(Given data begins)

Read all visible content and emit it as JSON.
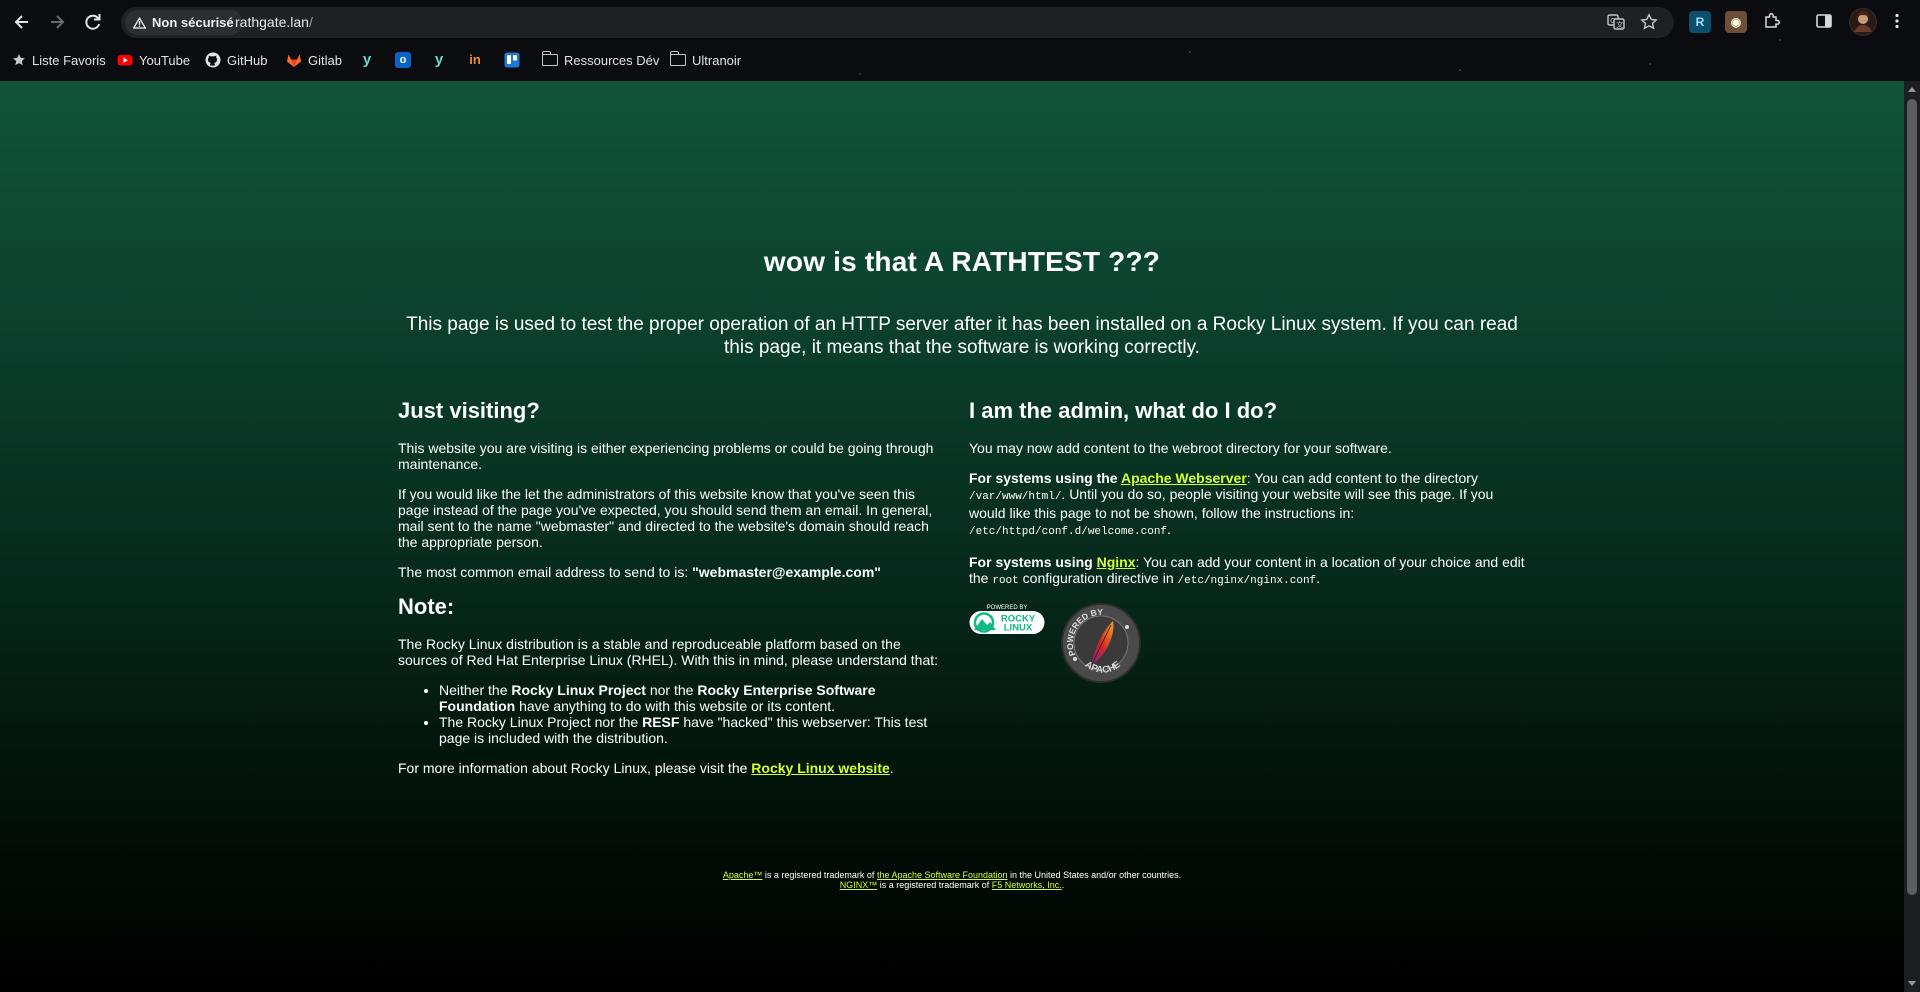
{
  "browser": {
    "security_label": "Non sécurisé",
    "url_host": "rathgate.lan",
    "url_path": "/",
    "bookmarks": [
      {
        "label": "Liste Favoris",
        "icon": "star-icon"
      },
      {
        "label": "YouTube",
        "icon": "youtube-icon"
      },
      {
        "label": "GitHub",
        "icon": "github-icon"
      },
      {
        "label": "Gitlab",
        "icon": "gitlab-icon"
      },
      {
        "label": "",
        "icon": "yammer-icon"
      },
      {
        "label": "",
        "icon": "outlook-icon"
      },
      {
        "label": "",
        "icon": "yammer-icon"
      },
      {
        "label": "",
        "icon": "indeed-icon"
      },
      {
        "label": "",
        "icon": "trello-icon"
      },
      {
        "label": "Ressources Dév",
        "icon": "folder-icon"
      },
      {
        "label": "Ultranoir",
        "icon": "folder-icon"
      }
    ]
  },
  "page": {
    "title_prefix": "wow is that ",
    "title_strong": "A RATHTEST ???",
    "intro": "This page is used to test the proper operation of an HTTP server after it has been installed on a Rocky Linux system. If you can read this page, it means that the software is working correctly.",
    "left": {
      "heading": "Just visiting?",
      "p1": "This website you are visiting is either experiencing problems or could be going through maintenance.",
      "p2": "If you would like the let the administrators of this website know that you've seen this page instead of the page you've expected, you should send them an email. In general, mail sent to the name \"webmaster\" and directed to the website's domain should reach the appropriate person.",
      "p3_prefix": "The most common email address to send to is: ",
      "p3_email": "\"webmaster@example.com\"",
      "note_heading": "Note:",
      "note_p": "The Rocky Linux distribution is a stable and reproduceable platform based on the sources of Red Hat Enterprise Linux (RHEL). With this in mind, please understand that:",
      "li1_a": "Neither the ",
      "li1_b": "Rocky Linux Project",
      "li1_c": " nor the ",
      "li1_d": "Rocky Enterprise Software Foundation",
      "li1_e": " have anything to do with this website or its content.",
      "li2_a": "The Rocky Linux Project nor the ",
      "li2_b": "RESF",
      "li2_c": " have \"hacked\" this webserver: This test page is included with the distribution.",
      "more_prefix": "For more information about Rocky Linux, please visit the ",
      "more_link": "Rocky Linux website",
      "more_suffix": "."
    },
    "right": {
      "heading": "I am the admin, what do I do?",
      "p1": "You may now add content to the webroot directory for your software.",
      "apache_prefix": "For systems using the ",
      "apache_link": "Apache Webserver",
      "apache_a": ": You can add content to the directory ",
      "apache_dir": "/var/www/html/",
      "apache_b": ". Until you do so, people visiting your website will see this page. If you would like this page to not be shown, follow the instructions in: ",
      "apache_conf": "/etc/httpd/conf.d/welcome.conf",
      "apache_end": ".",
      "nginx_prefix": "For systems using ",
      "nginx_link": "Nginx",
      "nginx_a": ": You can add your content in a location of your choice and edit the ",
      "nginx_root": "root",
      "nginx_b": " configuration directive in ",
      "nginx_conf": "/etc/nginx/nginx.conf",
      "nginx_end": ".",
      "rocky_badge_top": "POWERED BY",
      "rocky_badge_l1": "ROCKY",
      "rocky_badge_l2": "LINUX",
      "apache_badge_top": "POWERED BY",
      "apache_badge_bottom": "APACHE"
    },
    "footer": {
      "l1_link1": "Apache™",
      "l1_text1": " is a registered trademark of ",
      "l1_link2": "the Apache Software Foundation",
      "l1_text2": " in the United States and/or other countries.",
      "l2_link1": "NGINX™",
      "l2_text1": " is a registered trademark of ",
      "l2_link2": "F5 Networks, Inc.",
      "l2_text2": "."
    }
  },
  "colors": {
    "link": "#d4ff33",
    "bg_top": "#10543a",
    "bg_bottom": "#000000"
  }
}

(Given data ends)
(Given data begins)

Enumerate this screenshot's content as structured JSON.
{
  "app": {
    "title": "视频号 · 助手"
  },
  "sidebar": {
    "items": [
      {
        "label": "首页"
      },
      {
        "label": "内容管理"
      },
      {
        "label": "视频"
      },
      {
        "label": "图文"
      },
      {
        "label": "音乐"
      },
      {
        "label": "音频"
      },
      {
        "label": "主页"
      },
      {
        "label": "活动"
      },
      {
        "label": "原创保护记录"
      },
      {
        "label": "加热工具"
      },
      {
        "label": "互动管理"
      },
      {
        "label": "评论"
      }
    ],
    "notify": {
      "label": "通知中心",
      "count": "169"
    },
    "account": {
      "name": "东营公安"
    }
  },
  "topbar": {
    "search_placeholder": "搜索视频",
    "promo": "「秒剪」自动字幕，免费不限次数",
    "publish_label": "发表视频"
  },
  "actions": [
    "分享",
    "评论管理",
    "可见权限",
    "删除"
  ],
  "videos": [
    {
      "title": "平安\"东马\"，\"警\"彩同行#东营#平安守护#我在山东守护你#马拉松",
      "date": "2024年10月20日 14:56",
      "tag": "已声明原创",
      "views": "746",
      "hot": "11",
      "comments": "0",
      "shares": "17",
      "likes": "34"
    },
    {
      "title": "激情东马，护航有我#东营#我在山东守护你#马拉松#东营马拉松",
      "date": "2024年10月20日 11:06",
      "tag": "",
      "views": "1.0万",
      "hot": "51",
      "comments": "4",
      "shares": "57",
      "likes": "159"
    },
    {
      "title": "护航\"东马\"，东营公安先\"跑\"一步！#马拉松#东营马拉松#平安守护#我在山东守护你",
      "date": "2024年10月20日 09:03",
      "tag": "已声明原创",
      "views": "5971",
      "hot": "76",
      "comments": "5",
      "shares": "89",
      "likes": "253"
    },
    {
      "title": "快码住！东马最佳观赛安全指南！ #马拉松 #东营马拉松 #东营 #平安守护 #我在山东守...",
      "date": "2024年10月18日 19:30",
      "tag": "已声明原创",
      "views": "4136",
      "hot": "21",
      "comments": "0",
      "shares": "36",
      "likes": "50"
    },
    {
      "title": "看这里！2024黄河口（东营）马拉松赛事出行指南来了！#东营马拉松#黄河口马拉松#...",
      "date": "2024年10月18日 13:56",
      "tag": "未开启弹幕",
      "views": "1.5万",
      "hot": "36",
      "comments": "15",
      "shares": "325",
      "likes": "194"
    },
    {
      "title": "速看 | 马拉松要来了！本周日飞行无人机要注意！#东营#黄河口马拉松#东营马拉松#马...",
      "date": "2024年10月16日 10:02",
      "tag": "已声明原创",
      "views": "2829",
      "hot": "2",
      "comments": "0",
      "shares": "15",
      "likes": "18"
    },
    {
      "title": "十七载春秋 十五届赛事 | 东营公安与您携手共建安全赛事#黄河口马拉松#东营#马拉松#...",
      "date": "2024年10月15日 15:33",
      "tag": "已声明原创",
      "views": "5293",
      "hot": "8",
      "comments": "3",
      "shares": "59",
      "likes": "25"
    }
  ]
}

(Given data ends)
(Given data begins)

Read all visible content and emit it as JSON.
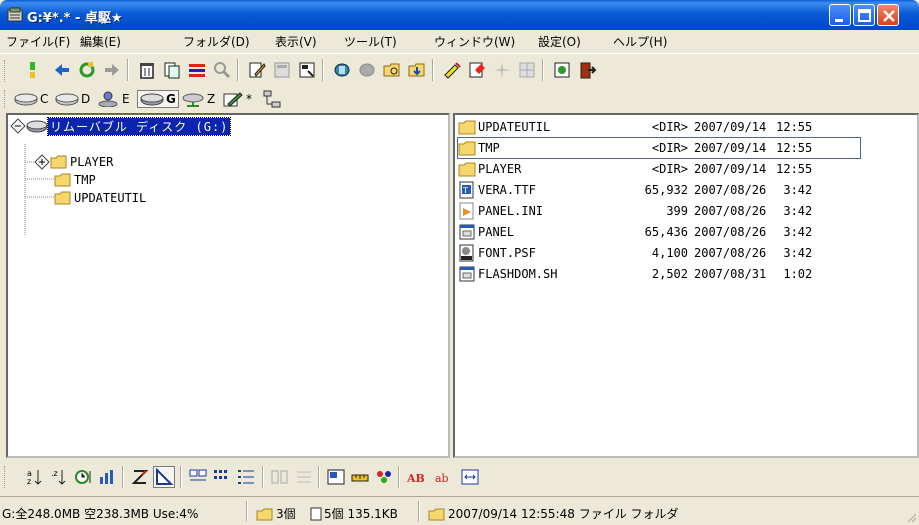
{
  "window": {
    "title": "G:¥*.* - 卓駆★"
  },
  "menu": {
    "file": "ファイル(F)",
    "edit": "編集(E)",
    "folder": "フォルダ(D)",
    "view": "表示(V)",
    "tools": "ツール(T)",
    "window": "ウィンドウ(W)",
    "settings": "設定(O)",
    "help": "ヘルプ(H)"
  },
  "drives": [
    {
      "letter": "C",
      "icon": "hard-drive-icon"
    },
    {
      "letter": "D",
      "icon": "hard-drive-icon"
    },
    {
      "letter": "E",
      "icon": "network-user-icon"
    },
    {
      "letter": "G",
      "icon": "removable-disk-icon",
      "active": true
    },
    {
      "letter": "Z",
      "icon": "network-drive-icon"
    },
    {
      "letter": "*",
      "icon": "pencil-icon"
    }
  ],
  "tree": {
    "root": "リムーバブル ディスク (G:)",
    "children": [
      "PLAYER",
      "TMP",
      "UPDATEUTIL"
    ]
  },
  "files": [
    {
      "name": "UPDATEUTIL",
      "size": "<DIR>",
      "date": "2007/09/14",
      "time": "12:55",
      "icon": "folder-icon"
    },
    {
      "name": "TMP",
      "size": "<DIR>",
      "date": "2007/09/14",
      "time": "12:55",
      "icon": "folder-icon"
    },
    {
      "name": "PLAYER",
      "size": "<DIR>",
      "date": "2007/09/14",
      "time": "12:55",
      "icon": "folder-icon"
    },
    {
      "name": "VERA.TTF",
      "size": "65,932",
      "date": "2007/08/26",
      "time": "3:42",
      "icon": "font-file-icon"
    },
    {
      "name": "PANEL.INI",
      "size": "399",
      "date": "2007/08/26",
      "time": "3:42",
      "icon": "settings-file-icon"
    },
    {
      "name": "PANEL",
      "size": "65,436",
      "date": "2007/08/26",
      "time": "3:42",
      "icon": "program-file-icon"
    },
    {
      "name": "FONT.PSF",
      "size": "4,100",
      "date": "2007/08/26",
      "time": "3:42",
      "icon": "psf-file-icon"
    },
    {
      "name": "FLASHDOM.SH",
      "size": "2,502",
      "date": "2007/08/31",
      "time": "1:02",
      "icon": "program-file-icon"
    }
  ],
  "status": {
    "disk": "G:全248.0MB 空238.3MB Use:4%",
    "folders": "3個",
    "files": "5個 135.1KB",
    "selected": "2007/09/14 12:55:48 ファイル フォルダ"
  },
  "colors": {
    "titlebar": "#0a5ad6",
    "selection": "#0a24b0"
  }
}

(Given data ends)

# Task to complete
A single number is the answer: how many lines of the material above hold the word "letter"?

# Answer space
6